DETROIT (Dec. 29, 2008) — Will 2009 offer any relief from this most dreary of car selling seasons? The Detroit 3 aren´t optimistic.
Ford Motor Co., the most bullish of the three, predicts U.S. light vehicle sales of 12.2 million units in 2009.
That would be 900,000 fewer than the 13.1 million expected in 2008 by auto analyst Erich Merkle.
But Merkle holds out hope for a recovery in the second half of 2009. He predicts U.S. sales of 12.8 million for the year, despite forecasting an awful first quarter.
For January through March, Merkle expects that the industry´s seasonally adjusted annual rate will be 10.5 million units, an abysmal rate that would match that of the fourth quarter of 2008.
"A 10.5 million (annual sales rate) is no more sustainable than the 21 million we had in July 2005 when General Motors had its employee pricing for all," said Merkle, who is with the accounting and consulting firm Crowe Horwath L.L.P.
"You get in the middle of this kind of thing, and people think the world is coming to an end. We´re going to come out of this."
With inflation in check, the Federal Reserve can keep interest rates at historic lows, Merkle said.

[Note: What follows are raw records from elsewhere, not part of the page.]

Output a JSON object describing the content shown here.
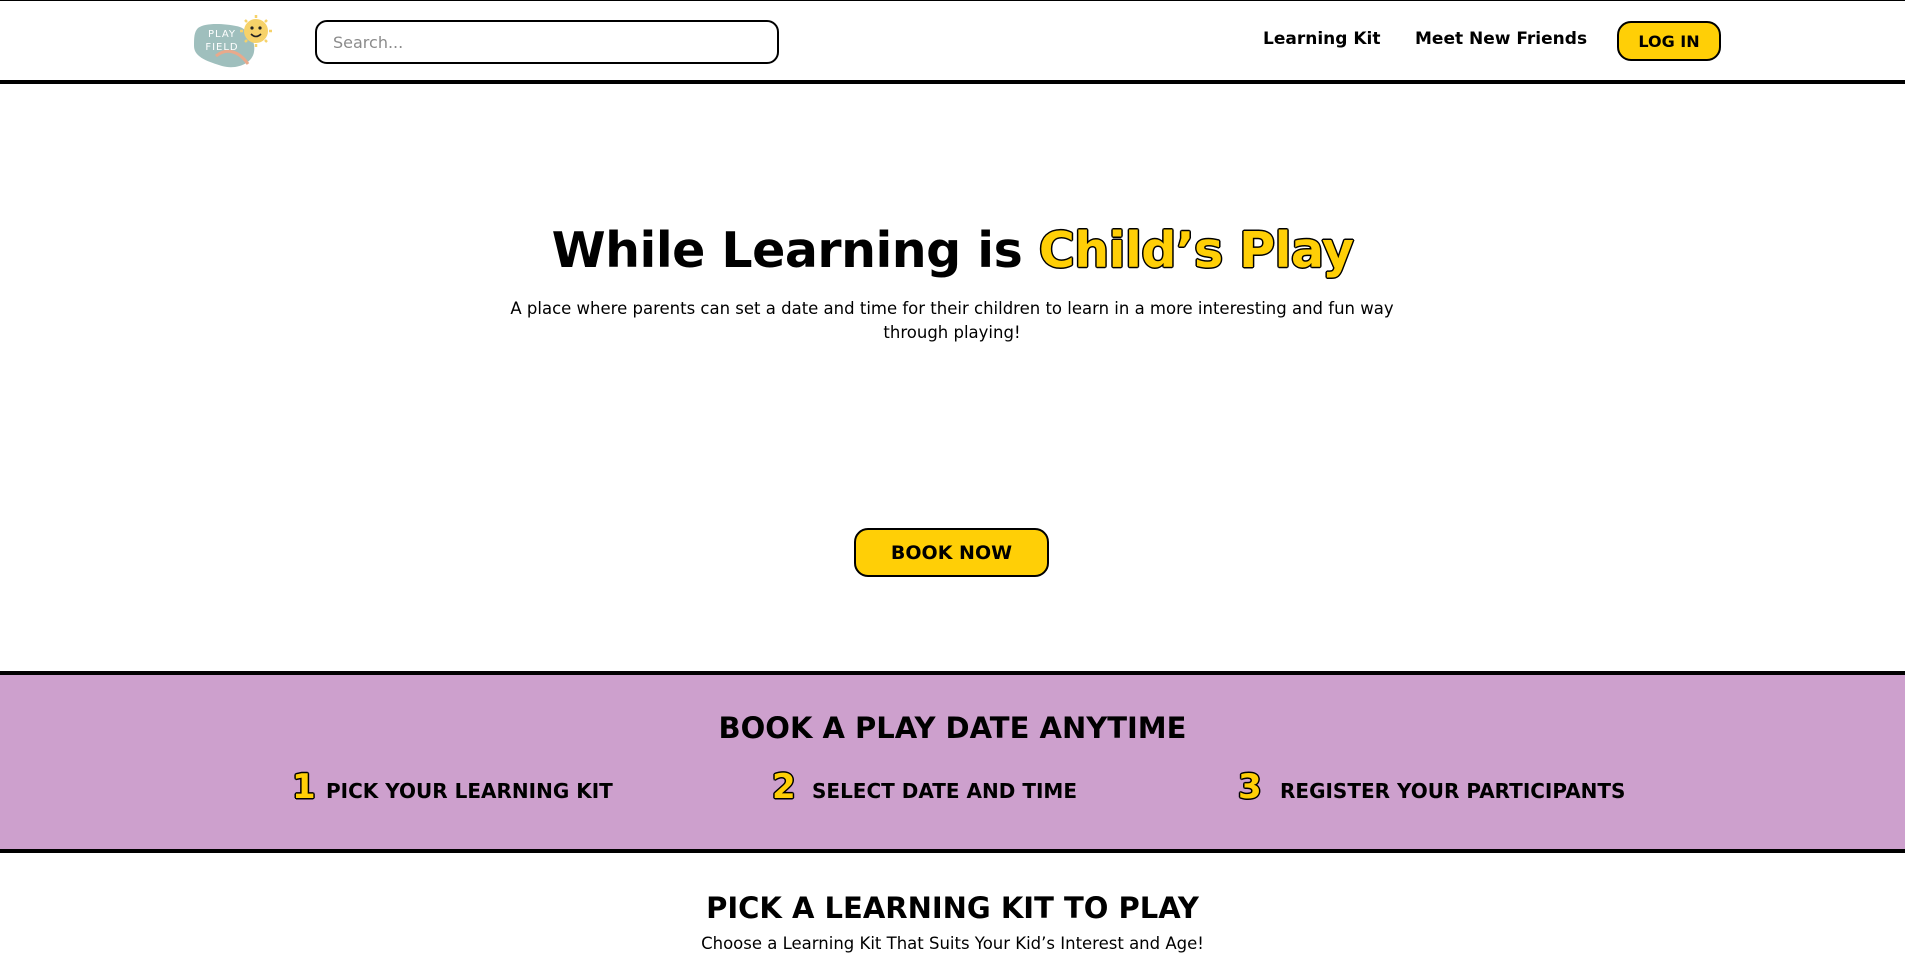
{
  "navbar": {
    "logo_text": "PLAY FIELD",
    "search_placeholder": "Search...",
    "links": [
      "Learning Kit",
      "Meet New Friends"
    ],
    "login_label": "LOG IN"
  },
  "hero": {
    "title_main": "While Learning is ",
    "title_highlight": "Child’s Play",
    "subtitle": "A place where parents can set a date and time for their children to learn in a more interesting and fun way through playing!",
    "cta_label": "BOOK NOW"
  },
  "booking": {
    "title": "BOOK A PLAY DATE ANYTIME",
    "steps": [
      {
        "number": "1",
        "label": "PICK YOUR LEARNING KIT"
      },
      {
        "number": "2",
        "label": "SELECT DATE AND TIME"
      },
      {
        "number": "3",
        "label": "REGISTER YOUR PARTICIPANTS"
      }
    ]
  },
  "kits": {
    "title": "PICK A LEARNING KIT TO PLAY",
    "subtitle": "Choose a Learning Kit That Suits Your Kid’s Interest and Age!"
  },
  "colors": {
    "accent_yellow": "#ffcf06",
    "band_purple": "#cda0cd",
    "logo_teal": "#9fbfbd"
  }
}
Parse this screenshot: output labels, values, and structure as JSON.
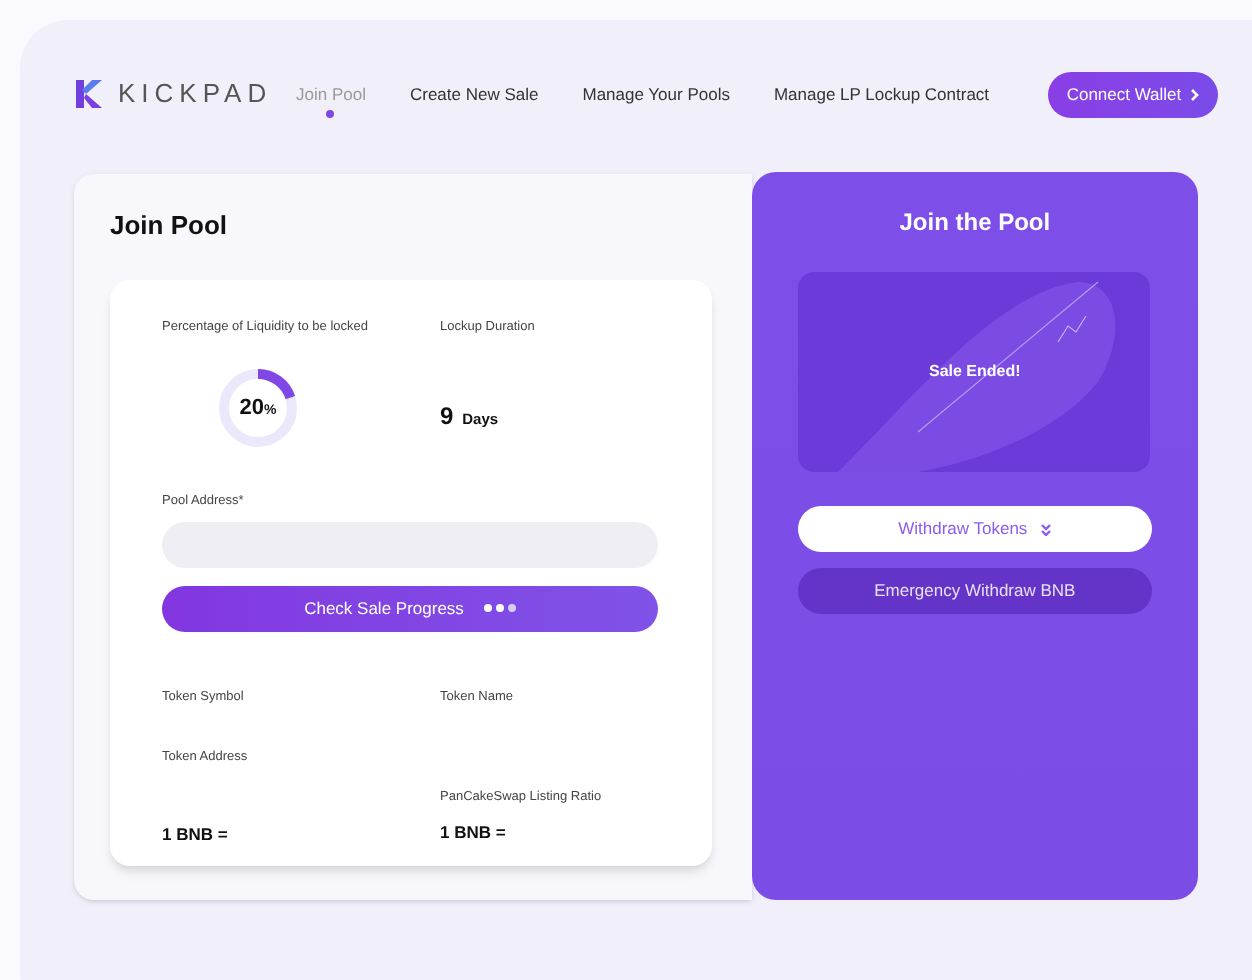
{
  "brand": {
    "name": "KICKPAD"
  },
  "nav": [
    {
      "label": "Join Pool",
      "selected": true
    },
    {
      "label": "Create New Sale",
      "selected": false
    },
    {
      "label": "Manage Your Pools",
      "selected": false
    },
    {
      "label": "Manage LP Lockup Contract",
      "selected": false
    }
  ],
  "connect_button": "Connect Wallet",
  "join_pool": {
    "title": "Join Pool",
    "liquidity": {
      "label": "Percentage of Liquidity to be locked",
      "value": "20",
      "unit": "%",
      "level": 0.2
    },
    "lockup": {
      "label": "Lockup Duration",
      "value": "9",
      "unit": "Days"
    },
    "pool_address": {
      "label": "Pool Address*"
    },
    "check_button": "Check Sale Progress",
    "token_symbol": "Token Symbol",
    "token_name": "Token Name",
    "token_address": "Token Address",
    "listing_ratio_label": "PanCakeSwap Listing Ratio",
    "rate_1": "1 BNB =",
    "rate_2": "1 BNB ="
  },
  "side": {
    "title": "Join the Pool",
    "status": "Sale Ended!",
    "withdraw_button": "Withdraw Tokens",
    "emergency_button": "Emergency Withdraw BNB"
  }
}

When that money eventually becomes available to consumers, there will be pent-up demand for vehicles by people currently shut out of the market or awaiting better economic signals, he said.
By summer, the automotive recession will be nearly 18 months old and probably near its end, Merkle said. His forecast: an annual sales rate of 11 million units in the first half, and 13.5 million to 14 million units in the second.
Chrysler L.L.C. is adopting much more conservative sales projections for 2009 so that it can align its work force and production for lower volumes, a spokesman said. The company forecasts 2009 U.S. light-vehicle sales of 11.1 million vehicles.
The wide range of forecasts reflects many factors, such as credit availability, that are outside the control of the car makers, said Toyota spokesman Irv Miller. Toyota hasn´t released a 2009 sales forecast. Nor has Honda.
Said Miller: "We´ll just have to see what signals consumers pick up and whether they´re willing to spend."